Source records
--

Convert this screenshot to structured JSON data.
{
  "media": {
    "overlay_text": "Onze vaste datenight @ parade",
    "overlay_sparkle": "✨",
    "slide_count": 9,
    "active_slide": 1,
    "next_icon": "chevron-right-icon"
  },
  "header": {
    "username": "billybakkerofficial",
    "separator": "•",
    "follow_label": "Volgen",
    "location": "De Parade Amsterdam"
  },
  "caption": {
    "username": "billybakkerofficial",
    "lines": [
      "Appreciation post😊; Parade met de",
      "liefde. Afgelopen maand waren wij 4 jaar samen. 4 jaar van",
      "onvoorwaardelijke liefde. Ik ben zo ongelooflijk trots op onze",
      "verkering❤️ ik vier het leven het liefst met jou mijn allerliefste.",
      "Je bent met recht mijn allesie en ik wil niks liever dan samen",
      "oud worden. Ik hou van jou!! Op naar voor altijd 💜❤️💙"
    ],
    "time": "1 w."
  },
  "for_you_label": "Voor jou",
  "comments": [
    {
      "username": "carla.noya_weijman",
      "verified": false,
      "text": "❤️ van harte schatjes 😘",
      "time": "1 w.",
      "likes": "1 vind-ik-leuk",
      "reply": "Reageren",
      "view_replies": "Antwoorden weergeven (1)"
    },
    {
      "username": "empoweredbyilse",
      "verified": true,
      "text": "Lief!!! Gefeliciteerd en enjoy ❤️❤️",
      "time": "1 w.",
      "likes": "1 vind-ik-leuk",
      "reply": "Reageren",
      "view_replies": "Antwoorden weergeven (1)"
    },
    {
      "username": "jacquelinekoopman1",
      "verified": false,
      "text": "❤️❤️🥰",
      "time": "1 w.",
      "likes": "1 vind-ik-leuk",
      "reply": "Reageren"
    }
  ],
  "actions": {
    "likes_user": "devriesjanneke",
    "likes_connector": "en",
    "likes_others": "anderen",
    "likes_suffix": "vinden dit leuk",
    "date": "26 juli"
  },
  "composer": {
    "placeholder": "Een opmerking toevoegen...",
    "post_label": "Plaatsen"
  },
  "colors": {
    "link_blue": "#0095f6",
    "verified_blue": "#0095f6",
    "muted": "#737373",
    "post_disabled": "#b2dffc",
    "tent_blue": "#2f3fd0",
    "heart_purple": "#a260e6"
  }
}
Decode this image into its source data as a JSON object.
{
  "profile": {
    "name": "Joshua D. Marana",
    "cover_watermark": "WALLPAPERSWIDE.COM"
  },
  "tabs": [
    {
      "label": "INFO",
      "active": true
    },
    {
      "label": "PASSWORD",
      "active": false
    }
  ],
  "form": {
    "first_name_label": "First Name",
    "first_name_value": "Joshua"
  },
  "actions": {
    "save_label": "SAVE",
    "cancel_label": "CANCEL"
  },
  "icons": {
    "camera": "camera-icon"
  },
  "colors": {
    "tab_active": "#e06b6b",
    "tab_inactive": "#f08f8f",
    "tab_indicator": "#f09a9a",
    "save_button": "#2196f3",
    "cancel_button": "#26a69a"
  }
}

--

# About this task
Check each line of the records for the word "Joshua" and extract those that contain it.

# Solution to the problem
    "name": "Joshua D. Marana",
    "first_name_value": "Joshua"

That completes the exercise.